To learn more about other cultures, specifically their calendrical practices, you could do worse than browse the six-volume work Origines Kalendariæ Hellenicæ by Edward Greswell from the 1860s (volumes one, two, three, four, five, and six), but this is a massive undertaking and quite boring, useful only if you want to know some of the specific legislation, customs, and timing of festivals and rituals among really niche groups. It’s detailed but dense and hard to read, and there hasn’t been a work like it since it was published. Instead, I’d like to suggest you check out the fantastic blog of Ruadhán J McElroy, Of Thespiae, a long-time Hellenist who notably doesn’t use the Attic calendar. Instead, he uses a modernized version of the classical Boeotian calendar, which is notably different from the Athenian calendar in many respects. In addition, Ruadhán sells PDF copies of the calendar for your easy and convenient reference on his paganism-focused Etsy shop for only US$4.00! You should totally buy a copy, since this is dirt cheap for a lot of heavy work put into formatting and planning all the Boeotian monthly and yearly festivals for 2015. I bought a copy, and I’m pleased with what I found.
Why is this important? Because “ancient Greece” was much, much bigger and much, much more diverse than what our common knowledge would indicate. As I already mentioned, most of what we know of ancient Greece comes from Athens about Athens and written by Athenians for Athenians, from the dramas to the histories and everything in-between, so having an alternative view from a practitioner about things done a different, yet still reconstructionally valid and legitimate way, is extraordinarily valuable for the growth and further understanding of Hellenic classical religion and modern practice. Just knowing Athenian religion and making that the default can stymie further research and opportunities for exploration within Hellenic paganism, and as Edward Butler said on Twitter, “regional [traditions] are valuable…Hopefully in the years to come we’ll see more of these regional [traditions], which require high research skills. Good to support them.” As Ruadhán is one of these very few people competently researching and practicing alternative and regional traditions within the framework and boundaries of ancient Greece, it’s crucially important for him to be able to continue this research, and what better way than buying what he produces?

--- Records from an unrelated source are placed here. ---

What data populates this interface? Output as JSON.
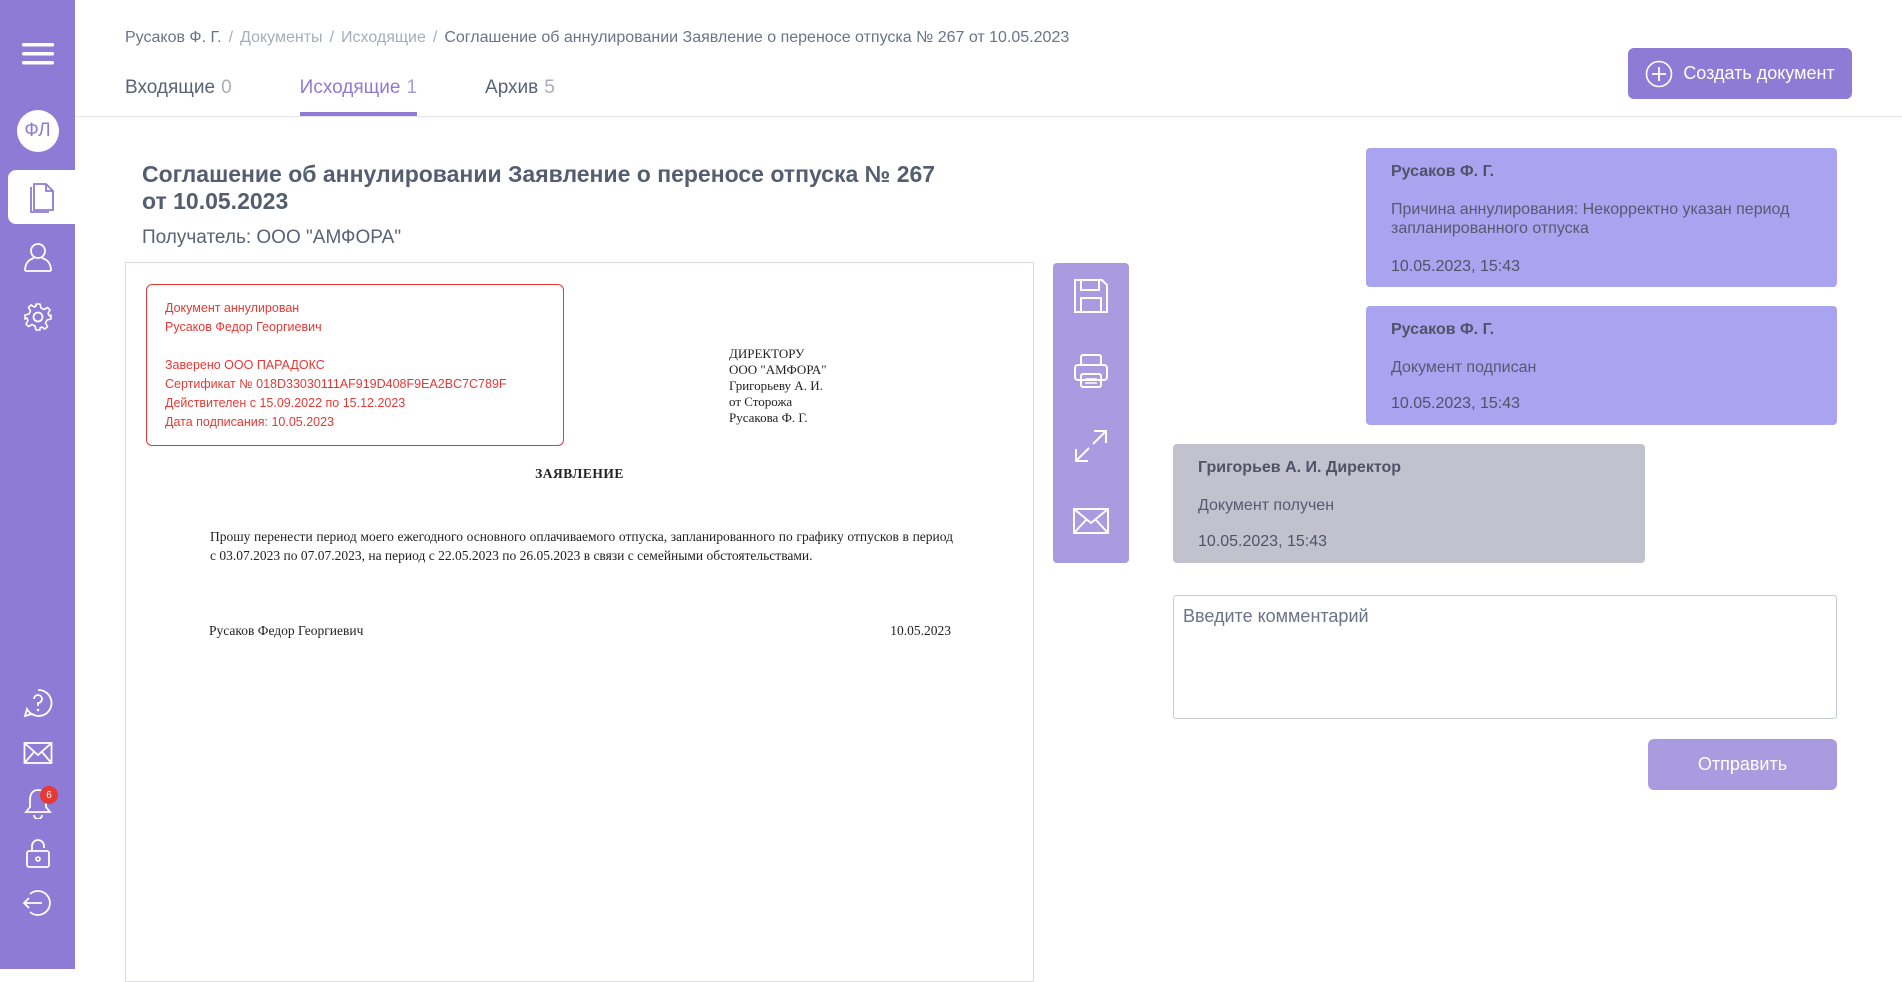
{
  "sidebar": {
    "avatar_initials": "ФЛ",
    "notifications_count": "6",
    "accent_color": "#8e7bd6",
    "items": [
      {
        "icon": "menu-icon"
      },
      {
        "icon": "avatar"
      },
      {
        "icon": "document-icon"
      },
      {
        "icon": "user-icon"
      },
      {
        "icon": "gear-icon"
      },
      {
        "icon": "help-icon"
      },
      {
        "icon": "mail-icon"
      },
      {
        "icon": "bell-icon"
      },
      {
        "icon": "lock-icon"
      },
      {
        "icon": "logout-icon"
      }
    ]
  },
  "breadcrumb": {
    "user": "Русаков Ф. Г.",
    "documents": "Документы",
    "outgoing": "Исходящие",
    "current": "Соглашение об аннулировании Заявление о переносе отпуска № 267 от 10.05.2023"
  },
  "tabs": [
    {
      "label": "Входящие",
      "count": "0"
    },
    {
      "label": "Исходящие",
      "count": "1"
    },
    {
      "label": "Архив",
      "count": "5"
    }
  ],
  "create_button": "Создать документ",
  "document": {
    "title": "Соглашение об аннулировании Заявление о переносе отпуска № 267 от 10.05.2023",
    "recipient": "Получатель: ООО \"АМФОРА\"",
    "stamp": {
      "line1": "Документ аннулирован",
      "line2": "Русаков Федор Георгиевич",
      "line3": "Заверено ООО ПАРАДОКС",
      "line4": "Сертификат № 018D33030111AF919D408F9EA2BC7C789F",
      "line5": "Действителен с 15.09.2022 по 15.12.2023",
      "line6": "Дата подписания: 10.05.2023"
    },
    "addressee": {
      "line1": "ДИРЕКТОРУ",
      "line2": "ООО \"АМФОРА\"",
      "line3": "Григорьеву А. И.",
      "line4": "от Сторожа",
      "line5": "Русакова Ф. Г."
    },
    "heading": "ЗАЯВЛЕНИЕ",
    "body": "Прошу перенести период моего ежегодного основного оплачиваемого отпуска, запланированного по графику отпусков в период с 03.07.2023 по 07.07.2023, на период с 22.05.2023 по 26.05.2023 в связи с семейными обстоятельствами.",
    "signer": "Русаков Федор Георгиевич",
    "date": "10.05.2023"
  },
  "tools": [
    {
      "icon": "save-icon"
    },
    {
      "icon": "print-icon"
    },
    {
      "icon": "expand-icon"
    },
    {
      "icon": "envelope-icon"
    }
  ],
  "messages": [
    {
      "author": "Русаков Ф. Г.",
      "text": "Причина аннулирования: Некорректно указан период запланированного отпуска",
      "time": "10.05.2023, 15:43"
    },
    {
      "author": "Русаков Ф. Г.",
      "text": "Документ подписан",
      "time": "10.05.2023, 15:43"
    },
    {
      "author": "Григорьев А. И. Директор",
      "text": "Документ получен",
      "time": "10.05.2023, 15:43"
    }
  ],
  "comment": {
    "placeholder": "Введите комментарий",
    "value": ""
  },
  "send_button": "Отправить"
}
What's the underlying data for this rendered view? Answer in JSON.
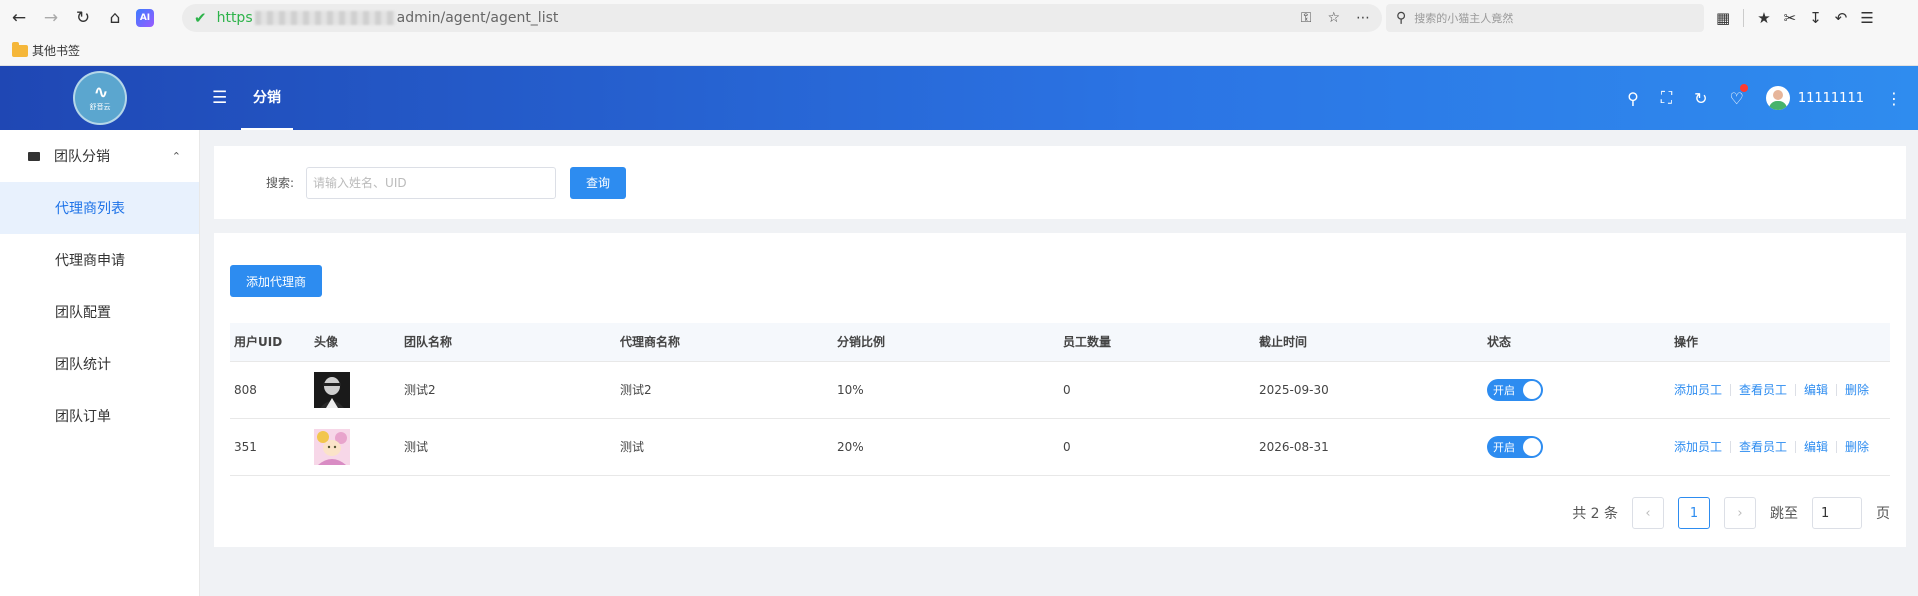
{
  "browser": {
    "url_proto": "https",
    "url_path": "admin/agent/agent_list",
    "search_placeholder": "搜索的小猫主人竟然",
    "bookmark_folder": "其他书签",
    "ai_label": "AI"
  },
  "header": {
    "tab_label": "分销",
    "username": "11111111",
    "logo_text": "舒音云"
  },
  "sidebar": {
    "group_label": "团队分销",
    "items": [
      {
        "label": "代理商列表",
        "active": true
      },
      {
        "label": "代理商申请",
        "active": false
      },
      {
        "label": "团队配置",
        "active": false
      },
      {
        "label": "团队统计",
        "active": false
      },
      {
        "label": "团队订单",
        "active": false
      }
    ]
  },
  "search": {
    "label": "搜索:",
    "placeholder": "请输入姓名、UID",
    "query_label": "查询"
  },
  "toolbar": {
    "add_label": "添加代理商"
  },
  "table": {
    "headers": [
      "用户UID",
      "头像",
      "团队名称",
      "代理商名称",
      "分销比例",
      "员工数量",
      "截止时间",
      "状态",
      "操作"
    ],
    "rows": [
      {
        "uid": "808",
        "team": "测试2",
        "agent": "测试2",
        "ratio": "10%",
        "staff": "0",
        "deadline": "2025-09-30",
        "status": "开启"
      },
      {
        "uid": "351",
        "team": "测试",
        "agent": "测试",
        "ratio": "20%",
        "staff": "0",
        "deadline": "2026-08-31",
        "status": "开启"
      }
    ],
    "ops": [
      "添加员工",
      "查看员工",
      "编辑",
      "删除"
    ]
  },
  "pager": {
    "total_text": "共 2 条",
    "current_page": "1",
    "jump_label": "跳至",
    "jump_value": "1",
    "page_unit": "页"
  },
  "colors": {
    "primary": "#2d8cf0",
    "header_start": "#1f47b4",
    "header_end": "#2f8cef",
    "active_bg": "#e8f1fd"
  }
}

So, dear reader, what are you waiting for? Go buy a copy of Ruadhán’s Boeotian calendar PDF today!